- Required work:
A precise repetition of every line below is the required answer.
BEGIN Data to examine
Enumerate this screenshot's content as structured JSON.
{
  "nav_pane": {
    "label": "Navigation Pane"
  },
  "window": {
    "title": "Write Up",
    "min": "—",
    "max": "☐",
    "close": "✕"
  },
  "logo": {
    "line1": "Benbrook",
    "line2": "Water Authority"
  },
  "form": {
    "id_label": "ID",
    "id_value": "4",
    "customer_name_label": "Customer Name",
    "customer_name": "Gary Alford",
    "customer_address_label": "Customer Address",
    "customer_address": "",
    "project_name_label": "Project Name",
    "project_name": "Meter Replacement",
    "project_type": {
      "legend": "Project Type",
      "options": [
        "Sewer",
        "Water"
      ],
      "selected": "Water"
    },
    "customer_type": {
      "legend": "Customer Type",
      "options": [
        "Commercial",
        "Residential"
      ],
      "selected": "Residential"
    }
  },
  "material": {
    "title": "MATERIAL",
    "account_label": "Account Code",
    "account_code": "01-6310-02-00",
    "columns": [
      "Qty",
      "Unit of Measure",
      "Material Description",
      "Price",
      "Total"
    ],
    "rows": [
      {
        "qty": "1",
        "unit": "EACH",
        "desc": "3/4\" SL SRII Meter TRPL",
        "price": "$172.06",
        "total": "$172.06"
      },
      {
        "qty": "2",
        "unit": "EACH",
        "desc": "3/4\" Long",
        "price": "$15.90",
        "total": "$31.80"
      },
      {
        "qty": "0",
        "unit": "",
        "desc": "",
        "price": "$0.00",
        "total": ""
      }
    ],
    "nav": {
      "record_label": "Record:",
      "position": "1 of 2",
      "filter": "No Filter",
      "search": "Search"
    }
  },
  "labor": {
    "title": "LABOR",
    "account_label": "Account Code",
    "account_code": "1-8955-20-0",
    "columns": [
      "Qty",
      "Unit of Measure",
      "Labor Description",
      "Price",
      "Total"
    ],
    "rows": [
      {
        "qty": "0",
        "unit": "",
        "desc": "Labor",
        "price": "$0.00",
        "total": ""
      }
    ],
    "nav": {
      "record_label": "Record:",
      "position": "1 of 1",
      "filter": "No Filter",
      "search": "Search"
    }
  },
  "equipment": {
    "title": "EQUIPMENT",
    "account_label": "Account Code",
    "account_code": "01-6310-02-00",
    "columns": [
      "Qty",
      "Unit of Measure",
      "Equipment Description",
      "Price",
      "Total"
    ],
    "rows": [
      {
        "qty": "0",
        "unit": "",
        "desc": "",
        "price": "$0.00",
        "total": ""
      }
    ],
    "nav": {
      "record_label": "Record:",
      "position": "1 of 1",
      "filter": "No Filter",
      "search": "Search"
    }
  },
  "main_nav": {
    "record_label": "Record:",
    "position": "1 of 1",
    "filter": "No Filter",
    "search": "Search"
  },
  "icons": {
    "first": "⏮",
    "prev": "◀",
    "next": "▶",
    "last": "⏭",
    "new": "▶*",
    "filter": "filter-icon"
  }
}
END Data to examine
- Expected answer:
Enumerate this screenshot's content as structured JSON.
{
  "nav_pane": {
    "label": "Navigation Pane"
  },
  "window": {
    "title": "Write Up",
    "min": "—",
    "max": "☐",
    "close": "✕"
  },
  "logo": {
    "line1": "Benbrook",
    "line2": "Water Authority"
  },
  "form": {
    "id_label": "ID",
    "id_value": "4",
    "customer_name_label": "Customer Name",
    "customer_name": "Gary Alford",
    "customer_address_label": "Customer Address",
    "customer_address": "",
    "project_name_label": "Project Name",
    "project_name": "Meter Replacement",
    "project_type": {
      "legend": "Project Type",
      "options": [
        "Sewer",
        "Water"
      ],
      "selected": "Water"
    },
    "customer_type": {
      "legend": "Customer Type",
      "options": [
        "Commercial",
        "Residential"
      ],
      "selected": "Residential"
    }
  },
  "material": {
    "title": "MATERIAL",
    "account_label": "Account Code",
    "account_code": "01-6310-02-00",
    "columns": [
      "Qty",
      "Unit of Measure",
      "Material Description",
      "Price",
      "Total"
    ],
    "rows": [
      {
        "qty": "1",
        "unit": "EACH",
        "desc": "3/4\" SL SRII Meter TRPL",
        "price": "$172.06",
        "total": "$172.06"
      },
      {
        "qty": "2",
        "unit": "EACH",
        "desc": "3/4\" Long",
        "price": "$15.90",
        "total": "$31.80"
      },
      {
        "qty": "0",
        "unit": "",
        "desc": "",
        "price": "$0.00",
        "total": ""
      }
    ],
    "nav": {
      "record_label": "Record:",
      "position": "1 of 2",
      "filter": "No Filter",
      "search": "Search"
    }
  },
  "labor": {
    "title": "LABOR",
    "account_label": "Account Code",
    "account_code": "1-8955-20-0",
    "columns": [
      "Qty",
      "Unit of Measure",
      "Labor Description",
      "Price",
      "Total"
    ],
    "rows": [
      {
        "qty": "0",
        "unit": "",
        "desc": "Labor",
        "price": "$0.00",
        "total": ""
      }
    ],
    "nav": {
      "record_label": "Record:",
      "position": "1 of 1",
      "filter": "No Filter",
      "search": "Search"
    }
  },
  "equipment": {
    "title": "EQUIPMENT",
    "account_label": "Account Code",
    "account_code": "01-6310-02-00",
    "columns": [
      "Qty",
      "Unit of Measure",
      "Equipment Description",
      "Price",
      "Total"
    ],
    "rows": [
      {
        "qty": "0",
        "unit": "",
        "desc": "",
        "price": "$0.00",
        "total": ""
      }
    ],
    "nav": {
      "record_label": "Record:",
      "position": "1 of 1",
      "filter": "No Filter",
      "search": "Search"
    }
  },
  "main_nav": {
    "record_label": "Record:",
    "position": "1 of 1",
    "filter": "No Filter",
    "search": "Search"
  },
  "icons": {
    "first": "⏮",
    "prev": "◀",
    "next": "▶",
    "last": "⏭",
    "new": "▶*",
    "filter": "filter-icon"
  }
}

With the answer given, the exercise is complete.